Copy each line below in which the word "right" occurs.
PROVIDED DATA START
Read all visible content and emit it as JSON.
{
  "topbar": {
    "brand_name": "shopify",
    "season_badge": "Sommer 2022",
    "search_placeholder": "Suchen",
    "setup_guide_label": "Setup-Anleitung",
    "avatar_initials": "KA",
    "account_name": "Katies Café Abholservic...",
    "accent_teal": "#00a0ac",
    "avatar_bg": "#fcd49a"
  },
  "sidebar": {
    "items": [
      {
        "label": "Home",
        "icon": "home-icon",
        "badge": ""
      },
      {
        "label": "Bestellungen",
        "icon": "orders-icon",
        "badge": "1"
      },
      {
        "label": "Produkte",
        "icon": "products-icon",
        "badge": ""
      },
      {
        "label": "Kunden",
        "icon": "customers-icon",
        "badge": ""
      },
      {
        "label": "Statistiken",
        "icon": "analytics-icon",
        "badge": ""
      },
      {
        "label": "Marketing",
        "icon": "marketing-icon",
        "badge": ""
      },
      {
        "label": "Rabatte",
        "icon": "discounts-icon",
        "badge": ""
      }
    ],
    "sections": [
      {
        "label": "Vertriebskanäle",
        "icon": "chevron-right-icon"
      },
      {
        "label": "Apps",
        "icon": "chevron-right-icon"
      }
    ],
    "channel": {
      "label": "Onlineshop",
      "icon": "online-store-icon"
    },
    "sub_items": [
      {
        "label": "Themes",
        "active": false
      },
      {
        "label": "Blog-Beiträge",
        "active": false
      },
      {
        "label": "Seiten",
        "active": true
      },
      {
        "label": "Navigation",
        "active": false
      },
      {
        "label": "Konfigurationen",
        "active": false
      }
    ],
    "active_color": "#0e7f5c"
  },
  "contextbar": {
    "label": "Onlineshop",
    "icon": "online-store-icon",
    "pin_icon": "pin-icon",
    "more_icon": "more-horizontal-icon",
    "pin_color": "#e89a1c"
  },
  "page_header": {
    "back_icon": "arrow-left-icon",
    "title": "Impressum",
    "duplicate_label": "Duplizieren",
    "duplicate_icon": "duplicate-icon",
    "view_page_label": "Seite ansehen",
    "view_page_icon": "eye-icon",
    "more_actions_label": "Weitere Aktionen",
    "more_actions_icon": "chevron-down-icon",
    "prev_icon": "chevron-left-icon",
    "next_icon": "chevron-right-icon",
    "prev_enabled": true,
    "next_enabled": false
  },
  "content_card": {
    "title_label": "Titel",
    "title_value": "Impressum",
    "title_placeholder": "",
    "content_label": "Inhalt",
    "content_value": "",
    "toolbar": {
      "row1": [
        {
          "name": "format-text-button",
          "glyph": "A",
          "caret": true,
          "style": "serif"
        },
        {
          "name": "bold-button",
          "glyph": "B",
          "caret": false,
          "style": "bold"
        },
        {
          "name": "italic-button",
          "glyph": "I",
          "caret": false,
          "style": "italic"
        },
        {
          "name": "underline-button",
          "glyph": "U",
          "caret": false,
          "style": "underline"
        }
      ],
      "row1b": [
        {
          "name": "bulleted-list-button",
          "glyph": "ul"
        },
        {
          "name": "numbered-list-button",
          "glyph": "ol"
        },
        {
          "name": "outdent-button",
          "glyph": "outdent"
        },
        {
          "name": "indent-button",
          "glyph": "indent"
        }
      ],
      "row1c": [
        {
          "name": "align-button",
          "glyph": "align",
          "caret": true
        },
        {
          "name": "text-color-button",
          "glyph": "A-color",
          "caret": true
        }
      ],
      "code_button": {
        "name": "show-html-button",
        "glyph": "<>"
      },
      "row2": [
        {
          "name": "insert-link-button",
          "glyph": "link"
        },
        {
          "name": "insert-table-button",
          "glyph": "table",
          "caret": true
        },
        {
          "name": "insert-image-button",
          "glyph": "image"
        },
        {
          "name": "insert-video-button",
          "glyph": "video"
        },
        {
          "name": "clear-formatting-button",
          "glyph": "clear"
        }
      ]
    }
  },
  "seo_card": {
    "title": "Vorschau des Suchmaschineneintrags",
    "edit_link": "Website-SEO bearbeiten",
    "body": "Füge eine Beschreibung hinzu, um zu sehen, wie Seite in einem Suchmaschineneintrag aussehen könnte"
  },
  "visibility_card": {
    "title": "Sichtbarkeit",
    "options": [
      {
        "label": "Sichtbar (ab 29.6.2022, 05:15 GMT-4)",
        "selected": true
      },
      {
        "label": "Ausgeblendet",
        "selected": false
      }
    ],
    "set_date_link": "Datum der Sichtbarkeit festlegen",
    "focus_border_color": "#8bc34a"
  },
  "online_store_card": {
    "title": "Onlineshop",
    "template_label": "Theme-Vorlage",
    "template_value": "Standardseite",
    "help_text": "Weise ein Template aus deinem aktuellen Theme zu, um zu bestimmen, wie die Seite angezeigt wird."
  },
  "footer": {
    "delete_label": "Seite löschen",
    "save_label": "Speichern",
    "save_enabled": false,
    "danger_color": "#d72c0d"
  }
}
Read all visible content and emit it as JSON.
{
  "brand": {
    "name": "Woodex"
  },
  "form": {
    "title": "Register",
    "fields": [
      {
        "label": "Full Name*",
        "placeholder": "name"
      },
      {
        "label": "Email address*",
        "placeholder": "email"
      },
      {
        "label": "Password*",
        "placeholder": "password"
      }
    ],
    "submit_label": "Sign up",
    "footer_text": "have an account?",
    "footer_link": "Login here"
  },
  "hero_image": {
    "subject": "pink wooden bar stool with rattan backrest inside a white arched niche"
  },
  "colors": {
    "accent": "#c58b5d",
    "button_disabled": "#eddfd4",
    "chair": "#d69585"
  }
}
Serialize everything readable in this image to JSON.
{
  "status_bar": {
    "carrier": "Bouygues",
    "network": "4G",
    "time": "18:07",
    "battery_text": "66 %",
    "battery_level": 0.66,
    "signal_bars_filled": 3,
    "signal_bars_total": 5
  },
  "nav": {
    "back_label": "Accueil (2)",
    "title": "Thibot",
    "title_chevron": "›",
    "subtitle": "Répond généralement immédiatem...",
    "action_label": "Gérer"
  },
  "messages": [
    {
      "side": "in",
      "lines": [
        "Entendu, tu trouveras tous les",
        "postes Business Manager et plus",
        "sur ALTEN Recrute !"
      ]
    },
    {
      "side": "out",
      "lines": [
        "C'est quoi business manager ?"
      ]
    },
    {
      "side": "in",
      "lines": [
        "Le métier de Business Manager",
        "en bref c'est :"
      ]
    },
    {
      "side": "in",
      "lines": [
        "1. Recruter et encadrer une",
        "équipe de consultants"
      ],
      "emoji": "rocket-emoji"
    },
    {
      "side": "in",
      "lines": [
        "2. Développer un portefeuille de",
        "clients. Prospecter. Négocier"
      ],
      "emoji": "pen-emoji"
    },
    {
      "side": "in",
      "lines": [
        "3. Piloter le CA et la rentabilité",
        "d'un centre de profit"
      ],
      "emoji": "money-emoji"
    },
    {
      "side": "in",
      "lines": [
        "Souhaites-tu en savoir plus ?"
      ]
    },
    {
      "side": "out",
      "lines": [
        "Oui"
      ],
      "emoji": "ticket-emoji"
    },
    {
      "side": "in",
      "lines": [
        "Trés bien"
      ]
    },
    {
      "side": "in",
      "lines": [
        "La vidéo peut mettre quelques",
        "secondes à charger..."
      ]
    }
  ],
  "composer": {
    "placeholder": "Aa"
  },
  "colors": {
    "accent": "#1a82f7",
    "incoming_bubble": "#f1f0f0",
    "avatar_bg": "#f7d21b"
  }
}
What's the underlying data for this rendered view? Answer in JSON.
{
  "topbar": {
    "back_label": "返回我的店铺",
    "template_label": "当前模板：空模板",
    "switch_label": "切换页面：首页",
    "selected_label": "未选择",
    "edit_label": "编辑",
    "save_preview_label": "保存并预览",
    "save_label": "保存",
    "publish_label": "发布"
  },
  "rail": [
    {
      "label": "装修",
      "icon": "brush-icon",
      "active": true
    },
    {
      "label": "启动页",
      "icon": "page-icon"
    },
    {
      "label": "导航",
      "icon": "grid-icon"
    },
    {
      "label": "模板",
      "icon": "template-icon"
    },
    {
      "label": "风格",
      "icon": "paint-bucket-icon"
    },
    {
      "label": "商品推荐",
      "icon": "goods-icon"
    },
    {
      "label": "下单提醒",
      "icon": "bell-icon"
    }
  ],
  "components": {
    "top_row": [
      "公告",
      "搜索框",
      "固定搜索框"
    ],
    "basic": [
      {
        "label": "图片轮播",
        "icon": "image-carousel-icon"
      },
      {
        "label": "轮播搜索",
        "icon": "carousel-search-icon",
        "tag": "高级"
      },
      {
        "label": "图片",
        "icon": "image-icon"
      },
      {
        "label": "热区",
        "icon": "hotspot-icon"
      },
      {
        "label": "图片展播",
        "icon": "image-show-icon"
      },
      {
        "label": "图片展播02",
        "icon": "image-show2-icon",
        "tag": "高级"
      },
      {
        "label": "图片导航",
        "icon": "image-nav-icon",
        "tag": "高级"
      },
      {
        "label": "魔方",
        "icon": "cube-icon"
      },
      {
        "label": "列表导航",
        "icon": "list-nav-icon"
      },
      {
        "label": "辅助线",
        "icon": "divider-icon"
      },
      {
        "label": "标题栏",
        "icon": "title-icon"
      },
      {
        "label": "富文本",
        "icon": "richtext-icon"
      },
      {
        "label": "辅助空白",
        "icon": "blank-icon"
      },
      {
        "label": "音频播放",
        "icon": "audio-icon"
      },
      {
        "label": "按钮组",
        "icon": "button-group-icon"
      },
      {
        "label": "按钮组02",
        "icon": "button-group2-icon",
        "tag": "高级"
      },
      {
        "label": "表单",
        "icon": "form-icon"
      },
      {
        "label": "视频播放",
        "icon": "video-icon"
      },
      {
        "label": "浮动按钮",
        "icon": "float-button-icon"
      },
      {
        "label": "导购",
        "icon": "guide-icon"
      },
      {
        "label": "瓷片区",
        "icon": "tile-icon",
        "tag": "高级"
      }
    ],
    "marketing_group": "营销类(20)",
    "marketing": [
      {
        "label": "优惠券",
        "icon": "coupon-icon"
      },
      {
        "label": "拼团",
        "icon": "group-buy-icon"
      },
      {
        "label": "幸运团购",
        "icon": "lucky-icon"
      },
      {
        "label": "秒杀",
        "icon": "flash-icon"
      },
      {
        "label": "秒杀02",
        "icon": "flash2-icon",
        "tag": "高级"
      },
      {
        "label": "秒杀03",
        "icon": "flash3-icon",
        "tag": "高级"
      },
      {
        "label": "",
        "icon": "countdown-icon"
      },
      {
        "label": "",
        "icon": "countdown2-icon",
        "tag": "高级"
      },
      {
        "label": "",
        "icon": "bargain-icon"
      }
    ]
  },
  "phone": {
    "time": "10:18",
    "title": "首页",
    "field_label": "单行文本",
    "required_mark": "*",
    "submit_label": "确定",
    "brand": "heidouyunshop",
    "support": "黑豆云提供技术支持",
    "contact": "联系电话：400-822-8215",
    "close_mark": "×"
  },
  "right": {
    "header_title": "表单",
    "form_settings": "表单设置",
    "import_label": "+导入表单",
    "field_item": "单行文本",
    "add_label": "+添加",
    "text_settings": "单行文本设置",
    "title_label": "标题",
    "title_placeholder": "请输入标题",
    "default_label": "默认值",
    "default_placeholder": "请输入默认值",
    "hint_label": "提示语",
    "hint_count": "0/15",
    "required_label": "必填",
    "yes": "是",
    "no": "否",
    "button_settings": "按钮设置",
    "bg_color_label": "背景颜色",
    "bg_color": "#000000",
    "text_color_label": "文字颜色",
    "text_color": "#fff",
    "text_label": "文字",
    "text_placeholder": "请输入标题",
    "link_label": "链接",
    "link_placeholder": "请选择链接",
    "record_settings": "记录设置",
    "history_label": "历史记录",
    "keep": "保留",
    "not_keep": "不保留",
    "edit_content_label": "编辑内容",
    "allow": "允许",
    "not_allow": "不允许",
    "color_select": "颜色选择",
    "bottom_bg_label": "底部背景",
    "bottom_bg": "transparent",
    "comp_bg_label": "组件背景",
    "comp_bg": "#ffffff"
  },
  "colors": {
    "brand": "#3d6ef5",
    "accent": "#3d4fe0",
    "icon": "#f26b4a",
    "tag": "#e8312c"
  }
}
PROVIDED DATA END
(EXERCISE SOLUTION):
        "icon": "chevron-right-icon"
        "icon": "chevron-right-icon"
    "next_icon": "chevron-right-icon",
  "right": {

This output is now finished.